- The treasures in Twente’s museums show how Twente has continued to reinvent itself time and time again
- Frans Schuitemaker, head of commercial affairs at de Museumfabriek and Rijksmuseum Twenthe in Enschede, wants to let as many companies and other partners as possible benefit from this. “Whoever embraces these museums will make their world bigger.”
- “There is a direct connection between the iron age and the high-tech manufacturing industry in which we now excel; a dynamic that characterises Twente.”
If you ask Frans Schuitemaker what he found when he entered his new work field – after his farewell as director of tour operator Oad – he will not stop talking. “Did you know that de Museumfabriek has a collection of 150,000 objects about nature, technology and culture? And that Rijksmuseum Twente shows art from the Middle Ages to the present day? From Jan Steen to Monet, and from Jacob van Ruisdael to Herman de Vries; you do not need to travel for it, it is all on display right here.” He already knew the museum as a visitor, of course, “but it surprised me what opportunities they have to promote Twente.”
He clarifies that this has everything to do with the story that they tell together, next to the collections' richness. At these museums of imagination, we give shape and meaning to our world as humans. “They are places in which the past, present and future come together and come to life. The questions asked there make it beautiful. You don’t have to be an art lover to appreciate Rijksmuseum Twenthe. The art will explain itself.”

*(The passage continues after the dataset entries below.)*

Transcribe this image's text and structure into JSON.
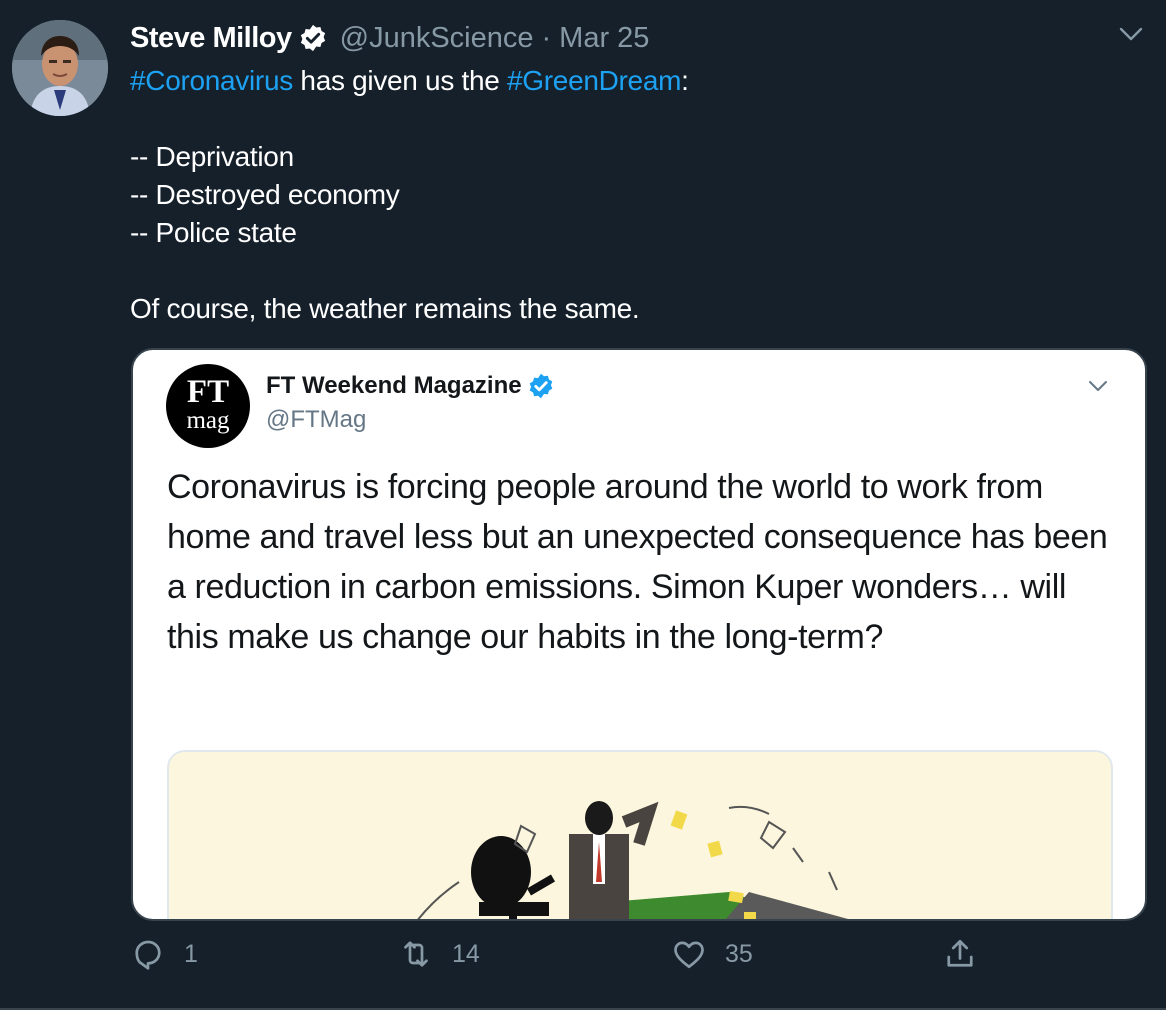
{
  "tweet": {
    "author": {
      "display_name": "Steve Milloy",
      "handle": "@JunkScience",
      "separator": "·",
      "date": "Mar 25"
    },
    "text": {
      "line1_hashtag1": "#Coronavirus",
      "line1_mid": " has given us the ",
      "line1_hashtag2": "#GreenDream",
      "line1_end": ":",
      "item1": "-- Deprivation",
      "item2": "-- Destroyed economy",
      "item3": "-- Police state",
      "closing": "Of course, the weather remains the same."
    },
    "quoted": {
      "logo_top": "FT",
      "logo_bottom": "mag",
      "display_name": "FT Weekend Magazine",
      "handle": "@FTMag",
      "text": "Coronavirus is forcing people around the world to work from home and travel less but an unexpected consequence has been a reduction in carbon emissions. Simon Kuper wonders… will this make us change our habits in the long-term?"
    },
    "actions": {
      "replies": "1",
      "retweets": "14",
      "likes": "35"
    }
  },
  "colors": {
    "background": "#15202b",
    "link": "#1da1f2",
    "muted": "#8899a6",
    "verified": "#1da1f2"
  }
}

It all happens at the museum at the Lasondersingel in ever-changing exhibitions, so that every visit brings new surprises. The new Wunderkammer in de Museumfabriek a little further down the road offers exciting insights into the connection between things. They are mini-exhibitions that reveal secrets such as: What does modern robot technology have to do with mammoth bones? And what is the relationship between the white lace of a traditional costume hat and the white light in fibreglass?
The Makerspace – where visitors can get to work themselves – is also a new hint about the traditional role of the Twente manufacturing industry. The region snowballed and became the industrial centre of the Netherlands in the nineteenth century, also known as the Iron Age. Rijksmuseum Twenthe, founded by textile manufacturer Jan Bernard van Heek, and de Museumfabriek, located in former textile factory Het Rozendaal are reminders of that time.
According to Schuitemaker, they also show how Twente has continued to reinvent itself time and time again. “There is a direct connection between the iron age and the high-tech manufacturing industry in which we now excel; a dynamic that characterises Twente. Look how beautiful those old factories still are.” The time is right for telling this story: “The iron age is a time that binds us all together, right down to the present day. We can be proud of what it has brought us. These museums can play an important role in that.”
He wants to involve as many partners as possible. The knife cuts both ways for companies, of that he is certain: “culture affects companies in a completely different way than sports do, for example. Whoever embraces these museums will make their world bigger.”
Schuitemaker emphasises that working together with one of the museums also offers practical advantages. “Companies want to promote themselves, but inviting buses full of schoolchildren often does not work. You also have a greater range through us, and you can be sure that a programme meets educational standards.” Which, according to him, also means that bad advertising is out of the question. Schuitemaker also wants to involve regional companies and institutions with the Wunderkammer, where they will all have their own educational programme. “So that we, together, can show how this region deals with themes from the past, now and in the future.”
He has also noticed that Rijksmuseum Twenthe still has a lot to gain. “200 entrepreneurs were here at the Prinsjesdag breakfast, surrounded by the beautiful tapestries in the Gobelinzaal. A first time, for many of them.” Companies can work with the museum as a “Benefactor”, or, as jubilee funeral company Vredenhof did, give their employees a family pass that gives them and their family access to both museums for a year.
New opportunities are presenting themselves in de Museumfabriek because of the Twentelab. The area where most of the collection is located and many volunteers are active alongside professionals is still closed off. It will be a crowd-puller as the largest restoration studio in the East. Part of this Twentelab will be a collection and knowledge centre, with access to the 1.6-kilometre-long line of books that both museums possess. An inviting environment for research, like one that Schuitemaker is currently discussing with Rabobank: “Why was the very first Raiffeisenbank ever established in Lonneker?”